EXERCISE DESCRIPTION:
If a line in the data below holds the word "title", copy it.

DATA SHOWN Start Marker

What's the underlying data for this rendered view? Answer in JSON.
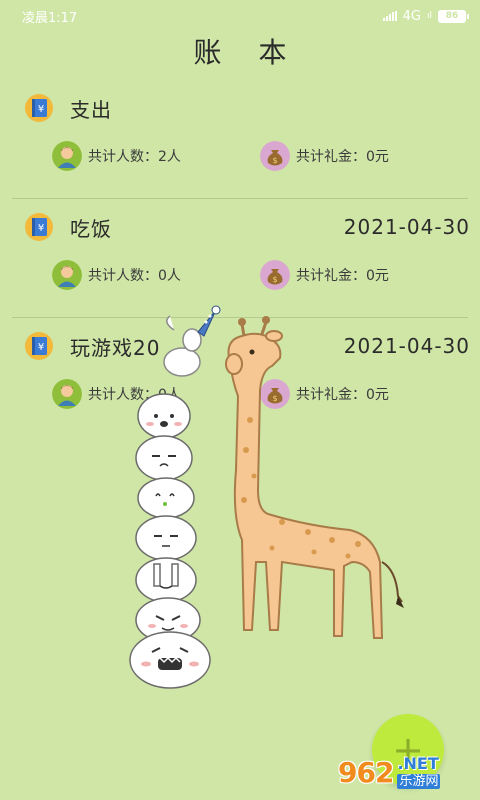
{
  "status_bar": {
    "time": "凌晨1:17",
    "network": "4G",
    "network_sub": "ıl",
    "battery": "86"
  },
  "header": {
    "title": "账 本"
  },
  "entries": [
    {
      "title": "支出",
      "date": "",
      "people_label": "共计人数：2人",
      "money_label": "共计礼金：0元"
    },
    {
      "title": "吃饭",
      "date": "2021-04-30",
      "people_label": "共计人数：0人",
      "money_label": "共计礼金：0元"
    },
    {
      "title": "玩游戏20",
      "date": "2021-04-30",
      "people_label": "共计人数：0人",
      "money_label": "共计礼金：0元"
    }
  ],
  "fab": {
    "label": "+"
  },
  "watermark": {
    "number": "962",
    "suffix": ".NET",
    "site": "乐游网"
  },
  "icons": {
    "ledger": "ledger-book-icon",
    "people": "person-avatar-icon",
    "money": "money-bag-icon"
  },
  "colors": {
    "background": "#cfe6a6",
    "fab": "#bdea3c",
    "ledger_icon": "#3a7bd5",
    "ledger_ring": "#f3b93b",
    "people_icon_bg": "#8fbf3a",
    "money_icon_bg": "#d9a7d0"
  }
}
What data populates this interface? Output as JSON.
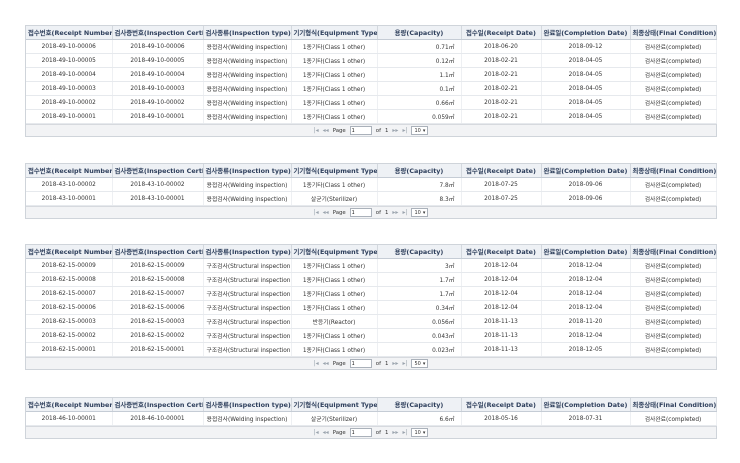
{
  "headers": [
    "접수번호(Receipt Number)",
    "검사증번호(Inspection Certific",
    "검사종류(Inspection type)",
    "기기형식(Equipment Type)",
    "용량(Capacity)",
    "접수일(Receipt Date)",
    "완료일(Completion Date)",
    "최종상태(Final Condition)"
  ],
  "pager": {
    "page_label": "Page",
    "of_label": "of",
    "first": "|◂",
    "prev": "◂◂",
    "next": "▸▸",
    "last": "▸|"
  },
  "grids": [
    {
      "rows": [
        [
          "2018-49-10-00006",
          "2018-49-10-00006",
          "용접검사(Welding inspection)",
          "1종기타(Class 1 other)",
          "0.71㎥",
          "2018-06-20",
          "2018-09-12",
          "검사완료(completed)"
        ],
        [
          "2018-49-10-00005",
          "2018-49-10-00005",
          "용접검사(Welding inspection)",
          "1종기타(Class 1 other)",
          "0.12㎥",
          "2018-02-21",
          "2018-04-05",
          "검사완료(completed)"
        ],
        [
          "2018-49-10-00004",
          "2018-49-10-00004",
          "용접검사(Welding inspection)",
          "1종기타(Class 1 other)",
          "1.1㎥",
          "2018-02-21",
          "2018-04-05",
          "검사완료(completed)"
        ],
        [
          "2018-49-10-00003",
          "2018-49-10-00003",
          "용접검사(Welding inspection)",
          "1종기타(Class 1 other)",
          "0.1㎥",
          "2018-02-21",
          "2018-04-05",
          "검사완료(completed)"
        ],
        [
          "2018-49-10-00002",
          "2018-49-10-00002",
          "용접검사(Welding inspection)",
          "1종기타(Class 1 other)",
          "0.66㎥",
          "2018-02-21",
          "2018-04-05",
          "검사완료(completed)"
        ],
        [
          "2018-49-10-00001",
          "2018-49-10-00001",
          "용접검사(Welding inspection)",
          "1종기타(Class 1 other)",
          "0.059㎥",
          "2018-02-21",
          "2018-04-05",
          "검사완료(completed)"
        ]
      ],
      "page_input": "1",
      "total_pages": "1",
      "page_size": "10"
    },
    {
      "rows": [
        [
          "2018-43-10-00002",
          "2018-43-10-00002",
          "용접검사(Welding inspection)",
          "1종기타(Class 1 other)",
          "7.8㎥",
          "2018-07-25",
          "2018-09-06",
          "검사완료(completed)"
        ],
        [
          "2018-43-10-00001",
          "2018-43-10-00001",
          "용접검사(Welding inspection)",
          "살균기(Sterilizer)",
          "8.3㎥",
          "2018-07-25",
          "2018-09-06",
          "검사완료(completed)"
        ]
      ],
      "page_input": "1",
      "total_pages": "1",
      "page_size": "10"
    },
    {
      "rows": [
        [
          "2018-62-15-00009",
          "2018-62-15-00009",
          "구조검사(Structural inspection)",
          "1종기타(Class 1 other)",
          "3㎥",
          "2018-12-04",
          "2018-12-04",
          "검사완료(completed)"
        ],
        [
          "2018-62-15-00008",
          "2018-62-15-00008",
          "구조검사(Structural inspection)",
          "1종기타(Class 1 other)",
          "1.7㎥",
          "2018-12-04",
          "2018-12-04",
          "검사완료(completed)"
        ],
        [
          "2018-62-15-00007",
          "2018-62-15-00007",
          "구조검사(Structural inspection)",
          "1종기타(Class 1 other)",
          "1.7㎥",
          "2018-12-04",
          "2018-12-04",
          "검사완료(completed)"
        ],
        [
          "2018-62-15-00006",
          "2018-62-15-00006",
          "구조검사(Structural inspection)",
          "1종기타(Class 1 other)",
          "0.34㎥",
          "2018-12-04",
          "2018-12-04",
          "검사완료(completed)"
        ],
        [
          "2018-62-15-00003",
          "2018-62-15-00003",
          "구조검사(Structural inspection)",
          "반응기(Reactor)",
          "0.056㎥",
          "2018-11-13",
          "2018-11-20",
          "검사완료(completed)"
        ],
        [
          "2018-62-15-00002",
          "2018-62-15-00002",
          "구조검사(Structural inspection)",
          "1종기타(Class 1 other)",
          "0.043㎥",
          "2018-11-13",
          "2018-12-04",
          "검사완료(completed)"
        ],
        [
          "2018-62-15-00001",
          "2018-62-15-00001",
          "구조검사(Structural inspection)",
          "1종기타(Class 1 other)",
          "0.023㎥",
          "2018-11-13",
          "2018-12-05",
          "검사완료(completed)"
        ]
      ],
      "page_input": "1",
      "total_pages": "1",
      "page_size": "50"
    },
    {
      "rows": [
        [
          "2018-46-10-00001",
          "2018-46-10-00001",
          "용접검사(Welding inspection)",
          "살균기(Sterilizer)",
          "6.6㎥",
          "2018-05-16",
          "2018-07-31",
          "검사완료(completed)"
        ]
      ],
      "page_input": "1",
      "total_pages": "1",
      "page_size": "10"
    }
  ]
}
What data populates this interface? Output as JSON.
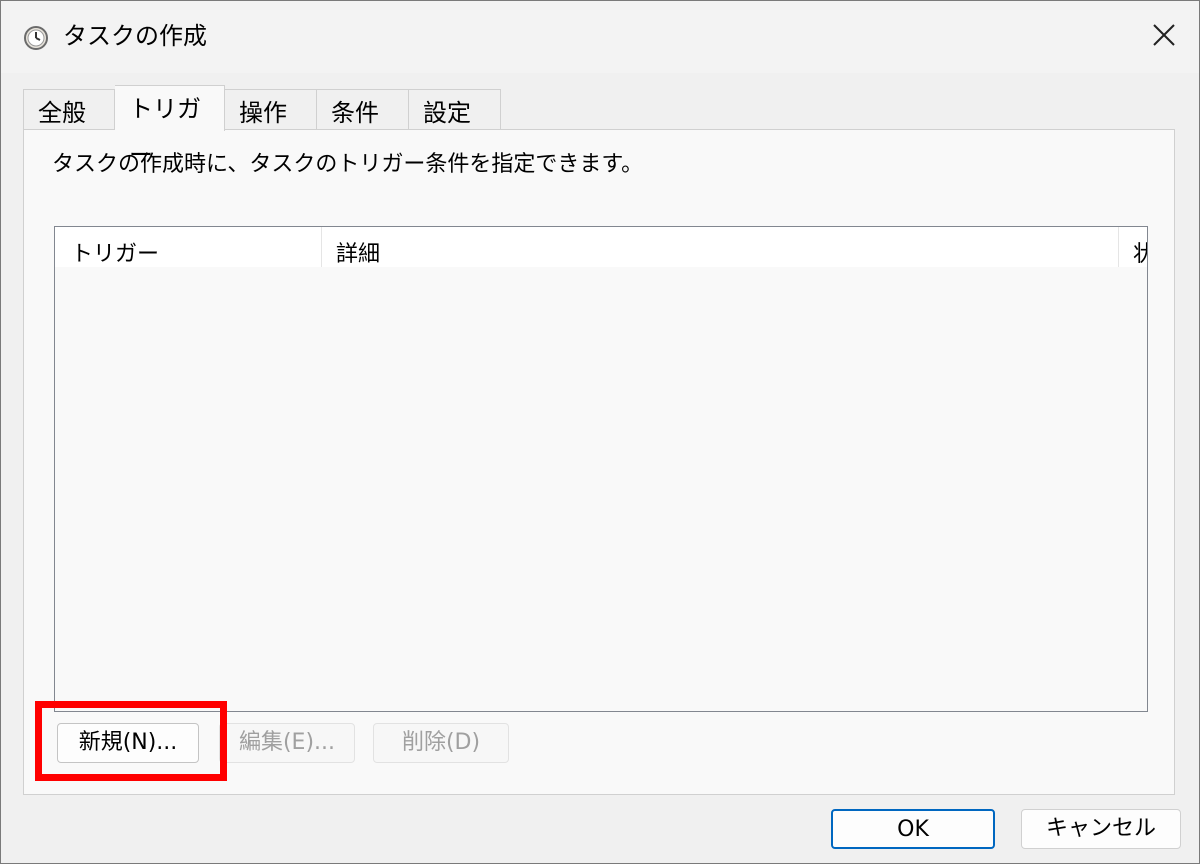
{
  "window": {
    "title": "タスクの作成",
    "icon": "task-scheduler-clock-icon",
    "close_icon": "close-icon"
  },
  "tabs": [
    {
      "label": "全般"
    },
    {
      "label": "トリガー",
      "active": true
    },
    {
      "label": "操作"
    },
    {
      "label": "条件"
    },
    {
      "label": "設定"
    }
  ],
  "trigger_panel": {
    "description": "タスクの作成時に、タスクのトリガー条件を指定できます。",
    "list": {
      "columns": [
        "トリガー",
        "詳細",
        "状"
      ],
      "rows": []
    },
    "buttons": {
      "new_label": "新規(N)...",
      "edit_label": "編集(E)...",
      "delete_label": "削除(D)"
    }
  },
  "dialog_buttons": {
    "ok_label": "OK",
    "cancel_label": "キャンセル"
  },
  "colors": {
    "highlight": "#ff0000",
    "default_button_border": "#0067c0"
  }
}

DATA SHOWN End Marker

COMPLETED EXERCISE:
    "title": "账 本"
      "title": "支出",
      "title": "吃饭",
      "title": "玩游戏20",
    "title": "タスクの作成",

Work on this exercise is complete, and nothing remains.